→ **YOUR ASSIGNMENT**: Scan the records below for the word "name". Copy each line where it appears.

→ **GIVEN DATA**:
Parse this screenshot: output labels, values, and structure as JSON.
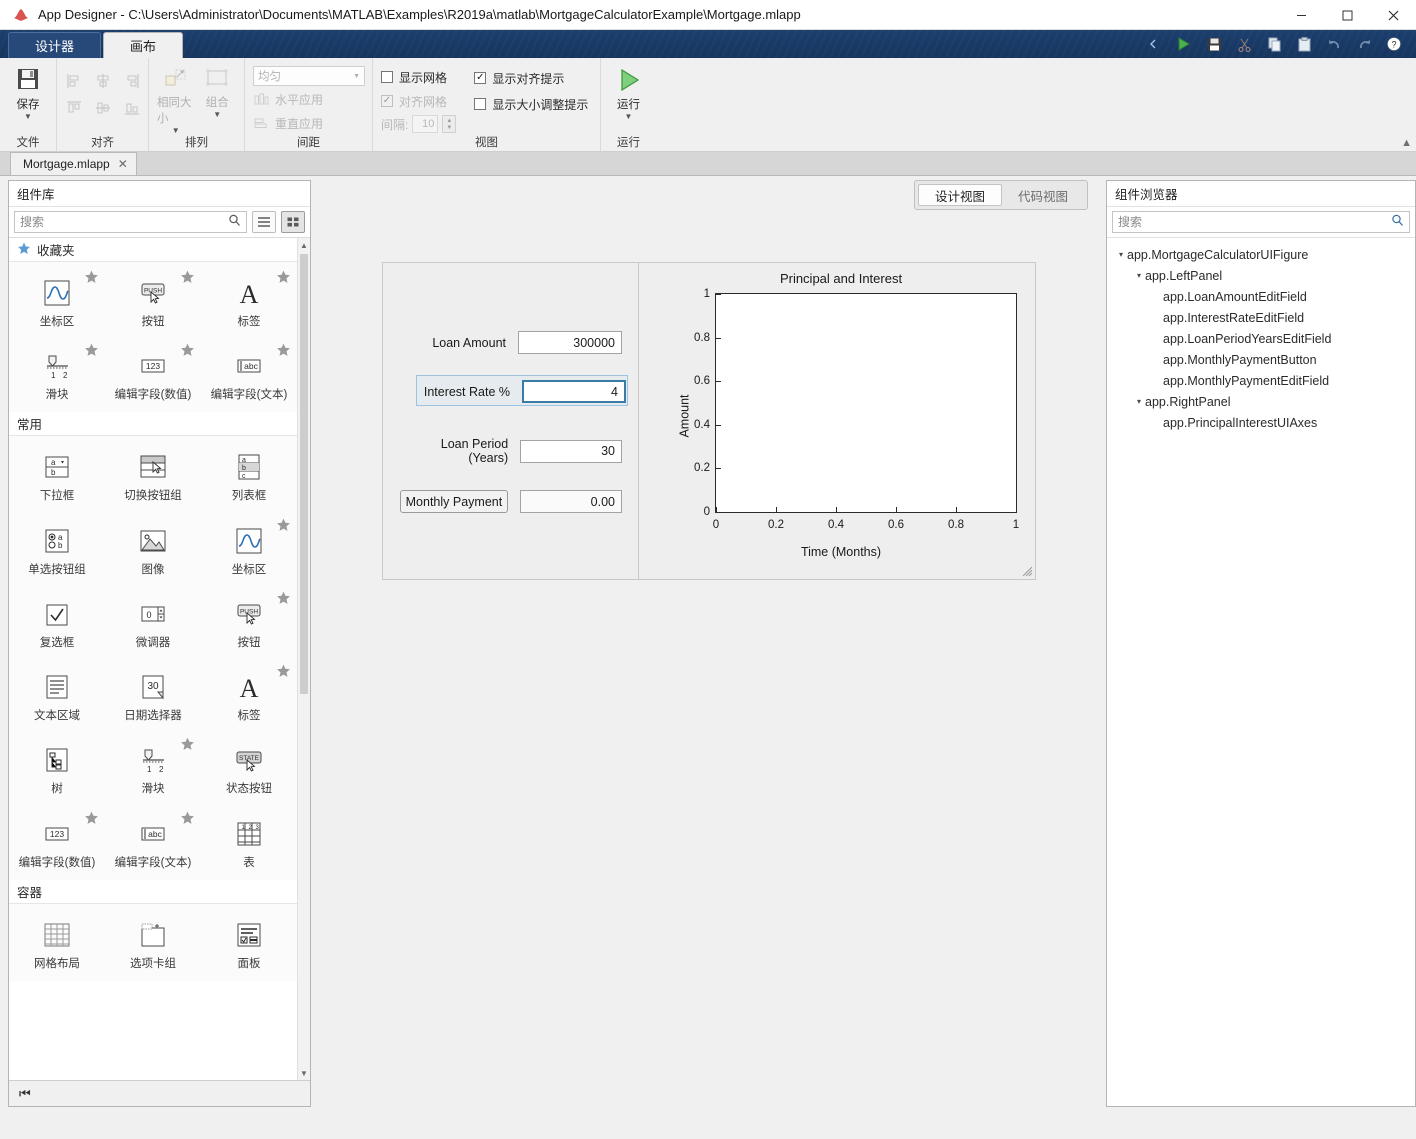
{
  "titlebar": {
    "title": "App Designer - C:\\Users\\Administrator\\Documents\\MATLAB\\Examples\\R2019a\\matlab\\MortgageCalculatorExample\\Mortgage.mlapp",
    "minimize": "─",
    "maximize": "☐",
    "close": "✕"
  },
  "ribbon": {
    "tabs": [
      {
        "label": "设计器"
      },
      {
        "label": "画布"
      }
    ],
    "quick_access": [
      {
        "name": "run-icon",
        "glyph": "▶"
      },
      {
        "name": "save-icon",
        "glyph": "Ὃe"
      },
      {
        "name": "cut-icon",
        "glyph": "✂"
      },
      {
        "name": "copy-icon",
        "glyph": "⧉"
      },
      {
        "name": "paste-icon",
        "glyph": "Ὄb"
      },
      {
        "name": "undo-icon",
        "glyph": "↶"
      },
      {
        "name": "redo-icon",
        "glyph": "↷"
      },
      {
        "name": "help-icon",
        "glyph": "?"
      }
    ],
    "groups": {
      "file": {
        "title": "文件",
        "save_label": "保存"
      },
      "align": {
        "title": "对齐"
      },
      "arrange": {
        "title": "排列",
        "same_size_label": "相同大小",
        "group_label": "组合"
      },
      "spacing": {
        "title": "间距",
        "mode_value": "均匀",
        "horizontal_label": "水平应用",
        "vertical_label": "重直应用"
      },
      "view": {
        "title": "视图",
        "show_grid": {
          "label": "显示网格",
          "checked": false,
          "disabled": false
        },
        "snap_grid": {
          "label": "对齐网格",
          "checked": true,
          "disabled": true
        },
        "show_align_hints": {
          "label": "显示对齐提示",
          "checked": true,
          "disabled": false
        },
        "show_resize_hints": {
          "label": "显示大小调整提示",
          "checked": false,
          "disabled": false
        },
        "interval_label": "间隔:",
        "interval_value": "10"
      },
      "run": {
        "title": "运行",
        "run_label": "运行"
      }
    },
    "collapse_glyph": "▲"
  },
  "doc_tabs": [
    {
      "label": "Mortgage.mlapp",
      "close_glyph": "✕"
    }
  ],
  "component_library": {
    "title": "组件库",
    "search_placeholder": "搜索",
    "search_value": "",
    "list_view_icon": "list-view-icon",
    "grid_view_icon": "grid-view-icon",
    "sections": [
      {
        "name": "favorites",
        "title": "收藏夹",
        "has_star_icon": true,
        "items": [
          {
            "label": "坐标区",
            "icon": "axes-icon",
            "starred": true
          },
          {
            "label": "按钮",
            "icon": "push-button-icon",
            "starred": true
          },
          {
            "label": "标签",
            "icon": "label-icon",
            "starred": true
          },
          {
            "label": "滑块",
            "icon": "slider-icon",
            "starred": true
          },
          {
            "label": "编辑字段(数值)",
            "icon": "numeric-edit-field-icon",
            "starred": true
          },
          {
            "label": "编辑字段(文本)",
            "icon": "text-edit-field-icon",
            "starred": true
          }
        ]
      },
      {
        "name": "common",
        "title": "常用",
        "has_star_icon": false,
        "items": [
          {
            "label": "下拉框",
            "icon": "dropdown-icon",
            "starred": false
          },
          {
            "label": "切换按钮组",
            "icon": "toggle-button-group-icon",
            "starred": false
          },
          {
            "label": "列表框",
            "icon": "listbox-icon",
            "starred": false
          },
          {
            "label": "单选按钮组",
            "icon": "radio-button-group-icon",
            "starred": false
          },
          {
            "label": "图像",
            "icon": "image-icon",
            "starred": false
          },
          {
            "label": "坐标区",
            "icon": "axes-icon",
            "starred": true
          },
          {
            "label": "复选框",
            "icon": "checkbox-icon",
            "starred": false
          },
          {
            "label": "微调器",
            "icon": "spinner-icon",
            "starred": false
          },
          {
            "label": "按钮",
            "icon": "push-button-icon",
            "starred": true
          },
          {
            "label": "文本区域",
            "icon": "text-area-icon",
            "starred": false
          },
          {
            "label": "日期选择器",
            "icon": "date-picker-icon",
            "starred": false
          },
          {
            "label": "标签",
            "icon": "label-icon",
            "starred": true
          },
          {
            "label": "树",
            "icon": "tree-icon",
            "starred": false
          },
          {
            "label": "滑块",
            "icon": "slider-icon",
            "starred": true
          },
          {
            "label": "状态按钮",
            "icon": "state-button-icon",
            "starred": false
          },
          {
            "label": "编辑字段(数值)",
            "icon": "numeric-edit-field-icon",
            "starred": true
          },
          {
            "label": "编辑字段(文本)",
            "icon": "text-edit-field-icon",
            "starred": true
          },
          {
            "label": "表",
            "icon": "table-icon",
            "starred": false
          }
        ]
      },
      {
        "name": "containers",
        "title": "容器",
        "has_star_icon": false,
        "items": [
          {
            "label": "网格布局",
            "icon": "grid-layout-icon",
            "starred": false
          },
          {
            "label": "选项卡组",
            "icon": "tab-group-icon",
            "starred": false
          },
          {
            "label": "面板",
            "icon": "panel-icon",
            "starred": false
          }
        ]
      }
    ],
    "collapse_glyph": "⏮"
  },
  "canvas": {
    "view_tabs": [
      {
        "label": "设计视图",
        "active": true
      },
      {
        "label": "代码视图",
        "active": false
      }
    ],
    "app": {
      "fields": [
        {
          "label": "Loan Amount",
          "value": "300000",
          "selected": false,
          "readonly": false
        },
        {
          "label": "Interest Rate %",
          "value": "4",
          "selected": true,
          "readonly": false
        },
        {
          "label": "Loan Period (Years)",
          "value": "30",
          "selected": false,
          "readonly": false
        }
      ],
      "button": {
        "label": "Monthly Payment"
      },
      "result": {
        "value": "0.00"
      }
    }
  },
  "chart_data": {
    "type": "line",
    "title": "Principal and Interest",
    "xlabel": "Time (Months)",
    "ylabel": "Amount",
    "xlim": [
      0,
      1
    ],
    "ylim": [
      0,
      1
    ],
    "xticks": [
      "0",
      "0.2",
      "0.4",
      "0.6",
      "0.8",
      "1"
    ],
    "yticks": [
      "0",
      "0.2",
      "0.4",
      "0.6",
      "0.8",
      "1"
    ],
    "xtick_values": [
      0,
      0.2,
      0.4,
      0.6,
      0.8,
      1
    ],
    "ytick_values": [
      0,
      0.2,
      0.4,
      0.6,
      0.8,
      1
    ],
    "grid": false,
    "legend": null,
    "series": []
  },
  "component_browser": {
    "title": "组件浏览器",
    "search_placeholder": "搜索",
    "search_value": "",
    "tree": [
      {
        "label": "app.MortgageCalculatorUIFigure",
        "depth": 0,
        "expandable": true,
        "caret": "▾"
      },
      {
        "label": "app.LeftPanel",
        "depth": 1,
        "expandable": true,
        "caret": "▾"
      },
      {
        "label": "app.LoanAmountEditField",
        "depth": 2,
        "expandable": false,
        "caret": ""
      },
      {
        "label": "app.InterestRateEditField",
        "depth": 2,
        "expandable": false,
        "caret": ""
      },
      {
        "label": "app.LoanPeriodYearsEditField",
        "depth": 2,
        "expandable": false,
        "caret": ""
      },
      {
        "label": "app.MonthlyPaymentButton",
        "depth": 2,
        "expandable": false,
        "caret": ""
      },
      {
        "label": "app.MonthlyPaymentEditField",
        "depth": 2,
        "expandable": false,
        "caret": ""
      },
      {
        "label": "app.RightPanel",
        "depth": 1,
        "expandable": true,
        "caret": "▾"
      },
      {
        "label": "app.PrincipalInterestUIAxes",
        "depth": 2,
        "expandable": false,
        "caret": ""
      }
    ]
  },
  "colors": {
    "ribbon_dark": "#1c3f6e",
    "selection_blue": "#3a7ca5",
    "panel_bg": "#f0f0f0",
    "star_gray": "#9a9a9a"
  }
}
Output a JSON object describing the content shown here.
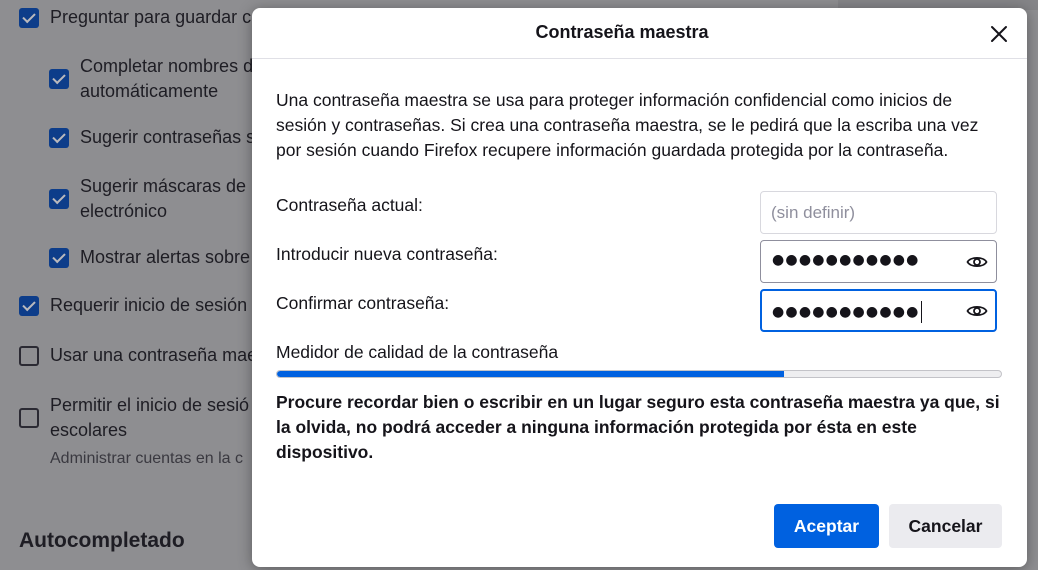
{
  "background": {
    "items": [
      {
        "label": "Preguntar para guardar c",
        "checked": true
      },
      {
        "label": "Completar nombres d",
        "label2": "automáticamente",
        "checked": true
      },
      {
        "label": "Sugerir contraseñas s",
        "checked": true
      },
      {
        "label": "Sugerir máscaras de",
        "label2": "electrónico",
        "checked": true
      },
      {
        "label": "Mostrar alertas sobre",
        "checked": true
      },
      {
        "label": "Requerir inicio de sesión",
        "checked": true
      },
      {
        "label": "Usar una contraseña mae",
        "checked": false
      },
      {
        "label": "Permitir el inicio de sesió",
        "label2": "escolares",
        "checked": false
      }
    ],
    "sub_text": "Administrar cuentas en la c",
    "heading": "Autocompletado"
  },
  "dialog": {
    "title": "Contraseña maestra",
    "description": "Una contraseña maestra se usa para proteger información confidencial como inicios de sesión y contraseñas. Si crea una contraseña maestra, se le pedirá que la escriba una vez por sesión cuando Firefox recupere información guardada protegida por la contraseña.",
    "current_label": "Contraseña actual:",
    "current_placeholder": "(sin definir)",
    "new_label": "Introducir nueva contraseña:",
    "new_value": "●●●●●●●●●●●",
    "confirm_label": "Confirmar contraseña:",
    "confirm_value": "●●●●●●●●●●●",
    "meter_label": "Medidor de calidad de la contraseña",
    "meter_fraction": 0.7,
    "warning": "Procure recordar bien o escribir en un lugar seguro esta contraseña maestra ya que, si la olvida, no podrá acceder a ninguna información protegida por ésta en este dispositivo.",
    "accept_label": "Aceptar",
    "cancel_label": "Cancelar"
  },
  "colors": {
    "accent": "#0061e0",
    "overlay_bg": "#8e8e91"
  },
  "icons": {
    "close": "close-icon",
    "reveal": "eye-icon"
  }
}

→ **ANSWER SPACE**:
        "name": "run-icon",
        "name": "save-icon",
        "name": "cut-icon",
        "name": "copy-icon",
        "name": "paste-icon",
        "name": "undo-icon",
        "name": "redo-icon",
        "name": "help-icon",
        "name": "favorites",
        "name": "common",
        "name": "containers",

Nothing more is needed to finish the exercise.